  46. Shen, X. X., Hittinger, C. T., Rokas, A. (2017). Contentious relationships in phylogenomic studies can be driven by a handful of genes. Nature ecology & evolution, 1(5), 0126.CrossRefGoogle Scholar
  47. Shih, W (2016) The Real Lessons From Kodak’s Decline MIT Sloan Management Review, Summer 2016 Issue. https://sloanreview.mit.edu/article/the-real-lessons-from-kodaks-decline/
  48. Smith, J. M., Szathmary, E. (1995). The Major Transitions of Evolution. Evolution, 49(6), 1302.Google Scholar
  49. Tipografia Forense. (1862). Manuale dei dilettanti della caccia tanto col fucile che colle reti. Roma, Tipografia ForenseGoogle Scholar
  50. Turnbull, C. (1961). The forest people. Random House.Google Scholar
  51. Varshney, L. R., Chen, B. L., Paniagua, E., Hall, D. H., Chklovskii, D. B. (2011). Structural properties of the Caenorhabditis elegans neuronal network. PLoS computational biology, 7(2), e1001066.CrossRefGoogle Scholar
  52. Waal, F. B. M. de. (1996). Good Natured. Harvard University Press.Google Scholar
  53. Watts, D. J., Strogatz, S. H. (1998). Collective dynamics of ‘small-world’networks. Nature, 393(6684), 440.zbMATHCrossRefGoogle Scholar
  54. White, J. G., Southgate, E., Thomson, J. N., Brenner, S. (1986). The structure of the nervous system of the nematode Caenorhabditis elegans. Philos Trans R Soc Lond B Biol Sci, 314(1165), 1–340.CrossRefGoogle Scholar
  55. Yogeesha, C. B., Pujeri, R. V. (2014). A Comparative Study of Geometric Hopfield Network and Ant Colony Algorithm to Solve Travelling Salesperson Problem. International Journal of Advanced Computer Research, 4(3), 843.Google Scholar
  56. Zhang, G., Zhang, F., Ding, G., Li, J., Guo, X., Zhu, J., Dong, X. (2012). Acyl homoserine lactone-based quorum sensing in a methanogenic archaeon. ISME Journal, 6(7), 1336–1344.CrossRefGoogle Scholar
  57. Zhao, H. W., Zhou, D., Nizet, V., Haddad, G. G. (2010). Experimental selection for Drosophila survival in extremely high O2 environments. PLoS ONE, 5(7), 1–8.Google Scholar

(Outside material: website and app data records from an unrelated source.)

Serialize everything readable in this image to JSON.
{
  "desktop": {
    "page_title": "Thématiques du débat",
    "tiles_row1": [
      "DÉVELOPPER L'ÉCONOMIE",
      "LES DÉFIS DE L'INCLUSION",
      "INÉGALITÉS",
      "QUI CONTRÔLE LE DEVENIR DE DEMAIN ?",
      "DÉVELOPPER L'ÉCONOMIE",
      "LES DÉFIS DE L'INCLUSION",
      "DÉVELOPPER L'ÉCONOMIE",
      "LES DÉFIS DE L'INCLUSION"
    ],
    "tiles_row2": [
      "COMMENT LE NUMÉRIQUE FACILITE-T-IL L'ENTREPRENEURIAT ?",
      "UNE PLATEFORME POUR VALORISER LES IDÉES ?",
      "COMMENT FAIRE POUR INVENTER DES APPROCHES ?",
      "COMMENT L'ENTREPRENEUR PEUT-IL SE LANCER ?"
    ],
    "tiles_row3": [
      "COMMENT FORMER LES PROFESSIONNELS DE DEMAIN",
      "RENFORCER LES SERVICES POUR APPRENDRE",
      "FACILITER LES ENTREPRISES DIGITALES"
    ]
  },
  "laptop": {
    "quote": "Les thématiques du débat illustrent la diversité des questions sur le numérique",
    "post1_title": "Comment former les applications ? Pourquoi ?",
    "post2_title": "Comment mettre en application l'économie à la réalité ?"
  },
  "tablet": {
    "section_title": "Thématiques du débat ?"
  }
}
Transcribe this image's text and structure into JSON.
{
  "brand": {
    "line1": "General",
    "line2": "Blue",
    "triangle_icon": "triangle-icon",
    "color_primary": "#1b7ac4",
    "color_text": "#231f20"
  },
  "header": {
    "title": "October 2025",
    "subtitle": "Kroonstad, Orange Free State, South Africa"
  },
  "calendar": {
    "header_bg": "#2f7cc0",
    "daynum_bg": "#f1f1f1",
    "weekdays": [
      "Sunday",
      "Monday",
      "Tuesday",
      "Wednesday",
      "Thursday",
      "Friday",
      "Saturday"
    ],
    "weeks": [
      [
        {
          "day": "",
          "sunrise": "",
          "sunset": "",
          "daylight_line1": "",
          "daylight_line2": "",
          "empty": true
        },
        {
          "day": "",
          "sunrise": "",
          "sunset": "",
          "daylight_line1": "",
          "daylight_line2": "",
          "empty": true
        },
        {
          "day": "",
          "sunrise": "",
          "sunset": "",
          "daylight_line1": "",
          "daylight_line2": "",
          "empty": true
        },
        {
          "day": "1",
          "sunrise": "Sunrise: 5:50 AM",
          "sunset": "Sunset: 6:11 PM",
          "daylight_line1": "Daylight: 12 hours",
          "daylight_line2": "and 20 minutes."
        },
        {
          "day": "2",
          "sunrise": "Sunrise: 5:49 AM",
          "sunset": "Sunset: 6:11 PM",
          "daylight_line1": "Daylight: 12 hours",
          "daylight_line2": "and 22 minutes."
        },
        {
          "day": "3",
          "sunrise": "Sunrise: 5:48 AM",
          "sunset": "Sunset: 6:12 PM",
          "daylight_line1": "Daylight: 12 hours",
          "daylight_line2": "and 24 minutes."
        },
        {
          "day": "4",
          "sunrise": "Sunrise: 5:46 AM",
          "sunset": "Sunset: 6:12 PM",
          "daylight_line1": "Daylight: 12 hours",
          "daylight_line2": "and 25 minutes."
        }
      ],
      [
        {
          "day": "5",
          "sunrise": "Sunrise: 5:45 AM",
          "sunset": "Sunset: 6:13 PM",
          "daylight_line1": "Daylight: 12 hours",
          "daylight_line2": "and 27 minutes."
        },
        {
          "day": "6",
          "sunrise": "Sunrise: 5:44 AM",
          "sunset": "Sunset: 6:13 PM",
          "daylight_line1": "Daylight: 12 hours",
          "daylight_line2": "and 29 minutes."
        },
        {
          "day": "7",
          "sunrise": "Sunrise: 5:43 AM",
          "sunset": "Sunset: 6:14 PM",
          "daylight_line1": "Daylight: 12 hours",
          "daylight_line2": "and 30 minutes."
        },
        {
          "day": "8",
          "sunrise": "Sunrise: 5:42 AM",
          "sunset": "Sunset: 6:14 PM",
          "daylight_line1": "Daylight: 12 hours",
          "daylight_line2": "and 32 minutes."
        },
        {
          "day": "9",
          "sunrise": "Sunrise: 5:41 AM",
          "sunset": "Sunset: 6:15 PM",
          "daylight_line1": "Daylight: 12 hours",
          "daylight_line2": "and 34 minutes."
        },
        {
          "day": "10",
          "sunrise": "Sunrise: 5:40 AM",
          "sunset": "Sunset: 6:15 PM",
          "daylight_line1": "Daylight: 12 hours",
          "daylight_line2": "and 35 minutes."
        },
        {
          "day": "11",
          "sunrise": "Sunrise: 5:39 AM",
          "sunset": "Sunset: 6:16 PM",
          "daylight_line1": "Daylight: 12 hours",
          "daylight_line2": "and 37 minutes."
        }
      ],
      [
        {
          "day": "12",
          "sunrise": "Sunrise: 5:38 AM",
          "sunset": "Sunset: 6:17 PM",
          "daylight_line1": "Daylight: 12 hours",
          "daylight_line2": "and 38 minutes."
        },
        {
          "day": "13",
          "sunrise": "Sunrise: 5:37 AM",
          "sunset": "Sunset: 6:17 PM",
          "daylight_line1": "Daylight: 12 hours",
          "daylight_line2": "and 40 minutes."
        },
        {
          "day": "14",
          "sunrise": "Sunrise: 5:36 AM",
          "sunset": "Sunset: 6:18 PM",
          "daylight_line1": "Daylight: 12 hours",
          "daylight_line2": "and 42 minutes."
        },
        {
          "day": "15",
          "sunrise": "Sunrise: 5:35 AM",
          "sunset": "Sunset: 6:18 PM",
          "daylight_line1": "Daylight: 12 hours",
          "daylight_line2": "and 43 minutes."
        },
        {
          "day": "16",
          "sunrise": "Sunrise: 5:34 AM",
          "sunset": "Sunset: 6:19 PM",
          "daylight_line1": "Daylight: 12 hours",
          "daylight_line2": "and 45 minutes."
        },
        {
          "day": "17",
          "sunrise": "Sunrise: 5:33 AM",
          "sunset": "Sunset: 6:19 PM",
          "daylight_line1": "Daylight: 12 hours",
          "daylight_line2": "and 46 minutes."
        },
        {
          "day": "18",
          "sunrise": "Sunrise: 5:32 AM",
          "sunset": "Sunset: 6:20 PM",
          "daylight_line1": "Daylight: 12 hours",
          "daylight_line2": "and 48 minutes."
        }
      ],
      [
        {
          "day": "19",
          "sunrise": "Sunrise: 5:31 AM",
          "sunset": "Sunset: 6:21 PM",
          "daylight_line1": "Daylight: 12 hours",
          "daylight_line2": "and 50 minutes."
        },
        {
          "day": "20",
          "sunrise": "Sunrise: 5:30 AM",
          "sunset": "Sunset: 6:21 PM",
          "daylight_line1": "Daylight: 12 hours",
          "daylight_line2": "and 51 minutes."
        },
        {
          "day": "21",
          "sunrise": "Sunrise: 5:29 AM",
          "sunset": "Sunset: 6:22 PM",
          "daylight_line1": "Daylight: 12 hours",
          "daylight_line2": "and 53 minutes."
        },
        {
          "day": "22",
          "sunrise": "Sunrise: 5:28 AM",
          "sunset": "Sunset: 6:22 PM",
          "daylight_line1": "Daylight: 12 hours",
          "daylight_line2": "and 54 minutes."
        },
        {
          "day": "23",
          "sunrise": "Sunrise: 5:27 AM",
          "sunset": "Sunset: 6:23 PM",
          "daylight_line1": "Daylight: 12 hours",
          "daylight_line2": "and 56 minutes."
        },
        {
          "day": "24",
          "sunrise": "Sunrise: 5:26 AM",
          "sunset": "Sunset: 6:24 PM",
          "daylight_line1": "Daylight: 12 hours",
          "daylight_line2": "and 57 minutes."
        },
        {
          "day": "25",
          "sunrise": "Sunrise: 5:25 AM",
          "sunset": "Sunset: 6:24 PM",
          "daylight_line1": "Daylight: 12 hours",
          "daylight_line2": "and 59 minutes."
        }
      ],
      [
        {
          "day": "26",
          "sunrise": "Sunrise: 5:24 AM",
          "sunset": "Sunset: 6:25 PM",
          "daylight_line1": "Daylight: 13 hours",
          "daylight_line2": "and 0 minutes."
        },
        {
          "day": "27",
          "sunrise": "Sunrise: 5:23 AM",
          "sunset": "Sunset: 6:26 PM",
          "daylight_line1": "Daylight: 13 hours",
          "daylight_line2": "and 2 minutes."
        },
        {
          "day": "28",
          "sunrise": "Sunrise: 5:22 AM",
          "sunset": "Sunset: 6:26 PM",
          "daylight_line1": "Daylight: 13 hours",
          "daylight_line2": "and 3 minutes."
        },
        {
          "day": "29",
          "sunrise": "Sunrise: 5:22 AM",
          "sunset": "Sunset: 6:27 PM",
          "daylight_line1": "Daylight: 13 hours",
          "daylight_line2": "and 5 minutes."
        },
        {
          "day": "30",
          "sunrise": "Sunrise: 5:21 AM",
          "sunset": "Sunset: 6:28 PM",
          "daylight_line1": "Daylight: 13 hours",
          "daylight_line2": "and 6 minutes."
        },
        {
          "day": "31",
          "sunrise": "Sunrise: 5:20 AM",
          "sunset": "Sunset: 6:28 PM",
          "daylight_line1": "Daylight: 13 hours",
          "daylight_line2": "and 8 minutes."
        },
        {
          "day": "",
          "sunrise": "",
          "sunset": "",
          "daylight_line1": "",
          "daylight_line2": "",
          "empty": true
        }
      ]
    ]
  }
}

Copyright information

© The Author(s) 2020

Open Access This chapter is licensed under the terms of the Creative Commons Attribution 4.0 International License (http://creativecommons.org/licenses/by/4.0/), which permits use, sharing, adaptation, distribution and reproduction in any medium or format, as long as you give appropriate credit to the original author(s) and the source, provide a link to the Creative Commons license and indicate if changes were made.

The images or other third party material in this chapter are included in the chapter's Creative Commons license, unless indicated otherwise in a credit line to the material. If material is not included in the chapter's Creative Commons license and your intended use is not permitted by statutory regulation or exceeds the permitted use, you will need to obtain permission directly from the copyright holder.

Authors and Affiliations

  • Mario Alemi
    • 1
  1. 1.Elegans FoundationLondonUK

Personalised recommendations